Companies are positioning themselves for long-term success by making strategic decisions now.
by Anne Ozzimo, February 2009
As the economic slowdown intensifies, executives are looking for ways to cut costs, and IT budgets are under the microscope. According to a September 2008 survey by the Washington DC-based CIO Executive Board, more than 60 percent of CIOs are re-evaluating their 2009 IT budgets, moving to cut back on near-term spending and putting longer-term commitments on hold. As a result, IT budgets are predicted to grow by only 2.3 percent in 2009, instead of the 5.8 percent growth rate originally forecast.
Rather than slash IT programs across the board, the CIO Executive Board is recommending that CIOs target their spending on those projects able to deliver the highest return on investment (ROI), from consolidation and simplification programs designed to lower IT’s long-term cost base to business innovation projects that will position their organizations for leadership when better times return. Not cutting back on critical infrastructure and business innovation projects is especially important: recent CIO Executive Board research shows that companies that excelled through the last downturn were those that reserved at least 5 to 7 percent of their IT spending for innovation.
For Oracle Chairman Jeff Henley, the current economic climate offers a perfect opportunity for companies to push through politically sensitive internal initiatives that can reduce IT complexity and costs today, while creating a single, integrated platform to understand your business better and roll out new products and services much more quickly to customers when the economy recovers. Last November, Henley shared his thoughts with CFOs who had gathered in Chicago for the fourth annual Oracle CFO Summit meeting. The theme was “Preparing for Better Times: CFO Strategies for Managing Through the Downturn.”

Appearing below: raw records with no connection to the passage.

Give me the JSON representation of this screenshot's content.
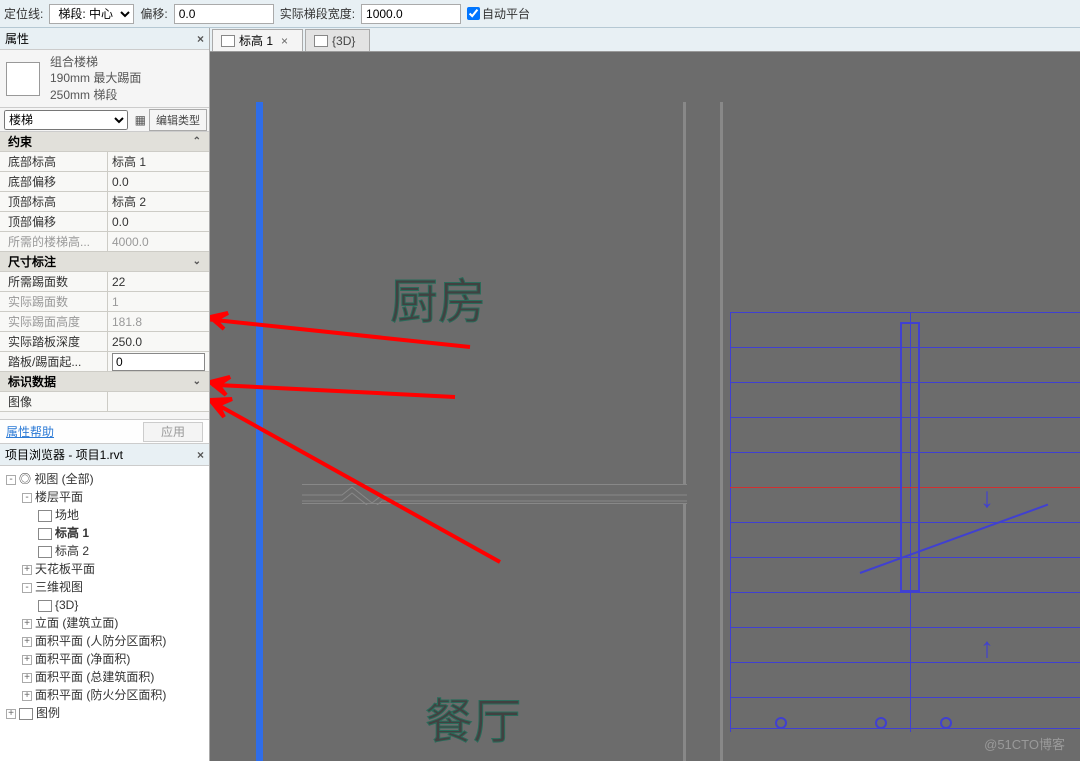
{
  "options_bar": {
    "locate_line_label": "定位线:",
    "locate_line_value": "梯段: 中心",
    "offset_label": "偏移:",
    "offset_value": "0.0",
    "run_width_label": "实际梯段宽度:",
    "run_width_value": "1000.0",
    "auto_landing": "自动平台"
  },
  "panels": {
    "properties_title": "属性",
    "browser_title": "项目浏览器 - 项目1.rvt"
  },
  "type_selector": {
    "line1": "组合楼梯",
    "line2": "190mm 最大踢面",
    "line3": "250mm 梯段"
  },
  "instance": {
    "category": "楼梯",
    "edit_type": "编辑类型"
  },
  "groups": {
    "constraints": "约束",
    "dimensions": "尺寸标注",
    "identity": "标识数据"
  },
  "props": {
    "base_level_label": "底部标高",
    "base_level_val": "标高 1",
    "base_offset_label": "底部偏移",
    "base_offset_val": "0.0",
    "top_level_label": "顶部标高",
    "top_level_val": "标高 2",
    "top_offset_label": "顶部偏移",
    "top_offset_val": "0.0",
    "desired_height_label": "所需的楼梯高...",
    "desired_height_val": "4000.0",
    "desired_risers_label": "所需踢面数",
    "desired_risers_val": "22",
    "actual_risers_label": "实际踢面数",
    "actual_risers_val": "1",
    "actual_riser_h_label": "实际踢面高度",
    "actual_riser_h_val": "181.8",
    "actual_tread_d_label": "实际踏板深度",
    "actual_tread_d_val": "250.0",
    "tread_riser_start_label": "踏板/踢面起...",
    "tread_riser_start_val": "0",
    "image_label": "图像"
  },
  "apply": {
    "help": "属性帮助",
    "apply_btn": "应用"
  },
  "tree": {
    "root": "视图 (全部)",
    "floor_plans": "楼层平面",
    "site": "场地",
    "level1": "标高 1",
    "level2": "标高 2",
    "ceiling_plans": "天花板平面",
    "three_d_views": "三维视图",
    "three_d": "{3D}",
    "elevations": "立面 (建筑立面)",
    "area1": "面积平面 (人防分区面积)",
    "area2": "面积平面 (净面积)",
    "area3": "面积平面 (总建筑面积)",
    "area4": "面积平面 (防火分区面积)",
    "legends": "图例"
  },
  "tabs": {
    "tab1": "标高 1",
    "tab2": "{3D}"
  },
  "rooms": {
    "kitchen": "厨房",
    "dining": "餐厅"
  },
  "watermark": "@51CTO博客"
}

“Having been a CFO through several major downturns, I’m a firm believer that sometimes a crisis can provide you with an opportunity to transform your organization in ways that wouldn’t be possible during good times, because the circumstances demand that you create leaner, more-efficient operations,” says Henley. “That’s what happened to Oracle in the late 1990s, when our operating margins were under pressure. In 1998, we embarked on an initiative to consolidate 52 application instances into a single global instance, rationalize our data centers from 40 to 2, and standardize our processes worldwide. By the time Oracle had emerged from the dot-com bust in 2003, we had more than doubled our operating margins and created a strong, integrated platform to support our M&A [mergers and acquisitions] and organic growth strategies.”
Taking Information Technology Costs Out of the Business
As senior vice president in charge of applications development at Oracle, Ed Abbo estimates that he meets with close to 10 CIOs each month to better understand how Oracle’s application portfolio can help customers address their ongoing IT challenges. Recent meetings with CIOs have focused on two pressing needs: how to take IT costs out of the business quickly and how to deploy high-impact, high-ROI solutions to achieve near-term, very defined returns.
“Most customers I meet with now are really focused on how to run their business more efficiently,” notes Abbo. “That’s essentially taking costs out of IT by reducing the number of applications that they use to run their business.” Abbo estimates that most of the midsize to large enterprise customers he talks with still run hundreds or thousands of disparate applications, which means there is a lot of opportunity for customers to simplify their IT environments and dramatically reduce their costs. According to The Hackett Group, a global strategic advisory firm, the payback for reducing IT complexity can be impressive, with world-class IT firms able to run their IT organizations for 15 to 30 percent less than their peers.